# RECORDS SUPPLIED

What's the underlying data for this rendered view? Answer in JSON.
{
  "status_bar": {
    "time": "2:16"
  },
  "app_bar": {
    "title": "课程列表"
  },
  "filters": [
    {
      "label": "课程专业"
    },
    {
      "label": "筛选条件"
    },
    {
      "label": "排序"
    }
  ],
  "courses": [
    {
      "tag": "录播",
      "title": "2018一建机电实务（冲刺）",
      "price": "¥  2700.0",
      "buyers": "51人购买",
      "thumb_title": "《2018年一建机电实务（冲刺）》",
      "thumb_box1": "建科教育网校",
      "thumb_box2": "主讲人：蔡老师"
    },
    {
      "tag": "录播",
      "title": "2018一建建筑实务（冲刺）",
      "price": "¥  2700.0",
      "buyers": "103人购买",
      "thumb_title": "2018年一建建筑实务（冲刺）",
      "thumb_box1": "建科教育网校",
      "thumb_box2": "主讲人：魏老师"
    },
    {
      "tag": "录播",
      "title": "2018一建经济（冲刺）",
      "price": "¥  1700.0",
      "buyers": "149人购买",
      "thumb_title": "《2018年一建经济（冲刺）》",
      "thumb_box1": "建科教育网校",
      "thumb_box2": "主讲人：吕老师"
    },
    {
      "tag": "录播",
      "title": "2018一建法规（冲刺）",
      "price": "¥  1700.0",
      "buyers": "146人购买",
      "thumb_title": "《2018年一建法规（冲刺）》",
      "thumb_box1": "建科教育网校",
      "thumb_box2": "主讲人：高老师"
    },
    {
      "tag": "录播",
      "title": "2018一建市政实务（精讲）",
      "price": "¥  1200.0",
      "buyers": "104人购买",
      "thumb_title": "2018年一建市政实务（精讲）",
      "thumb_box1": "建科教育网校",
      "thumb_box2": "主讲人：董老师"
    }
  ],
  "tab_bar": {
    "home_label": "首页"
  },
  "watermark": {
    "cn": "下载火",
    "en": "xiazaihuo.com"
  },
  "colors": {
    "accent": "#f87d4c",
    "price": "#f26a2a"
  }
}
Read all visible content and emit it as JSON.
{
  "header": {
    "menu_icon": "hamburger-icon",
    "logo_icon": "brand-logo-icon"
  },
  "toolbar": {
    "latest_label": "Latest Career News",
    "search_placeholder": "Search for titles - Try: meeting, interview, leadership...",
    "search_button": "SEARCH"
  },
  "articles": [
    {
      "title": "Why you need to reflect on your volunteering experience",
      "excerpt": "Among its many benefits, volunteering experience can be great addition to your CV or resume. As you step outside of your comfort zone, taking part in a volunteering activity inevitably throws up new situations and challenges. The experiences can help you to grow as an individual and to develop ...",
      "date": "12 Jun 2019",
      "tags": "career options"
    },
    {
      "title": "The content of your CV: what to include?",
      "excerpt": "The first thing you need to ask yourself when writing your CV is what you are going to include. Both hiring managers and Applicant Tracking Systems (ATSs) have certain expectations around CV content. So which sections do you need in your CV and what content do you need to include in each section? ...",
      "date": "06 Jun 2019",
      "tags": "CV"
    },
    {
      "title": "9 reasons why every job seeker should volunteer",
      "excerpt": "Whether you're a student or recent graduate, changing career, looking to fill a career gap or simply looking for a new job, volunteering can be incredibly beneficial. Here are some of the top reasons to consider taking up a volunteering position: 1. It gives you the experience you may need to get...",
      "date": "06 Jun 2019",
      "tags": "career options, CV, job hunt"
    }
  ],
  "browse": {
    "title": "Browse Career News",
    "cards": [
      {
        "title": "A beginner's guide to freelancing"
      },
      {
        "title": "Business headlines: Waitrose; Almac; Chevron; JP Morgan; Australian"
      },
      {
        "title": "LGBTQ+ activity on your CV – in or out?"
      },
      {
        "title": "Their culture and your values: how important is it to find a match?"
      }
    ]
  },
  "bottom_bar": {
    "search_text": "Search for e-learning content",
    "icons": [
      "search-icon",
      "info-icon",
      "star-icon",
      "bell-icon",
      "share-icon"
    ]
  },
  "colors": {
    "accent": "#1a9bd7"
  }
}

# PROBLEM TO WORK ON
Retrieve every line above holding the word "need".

# RESULT OF THE EXERCISE
      "title": "Why you need to reflect on your volunteering experience",
      "excerpt": "The first thing you need to ask yourself when writing your CV is what you are going to include. Both hiring managers and Applicant Tracking Systems (ATSs) have certain expectations around CV content. So which sections do you need in your CV and what content do you need to include in each section? ...",
      "excerpt": "Whether you're a student or recent graduate, changing career, looking to fill a career gap or simply looking for a new job, volunteering can be incredibly beneficial. Here are some of the top reasons to consider taking up a volunteering position: 1. It gives you the experience you may need to get...",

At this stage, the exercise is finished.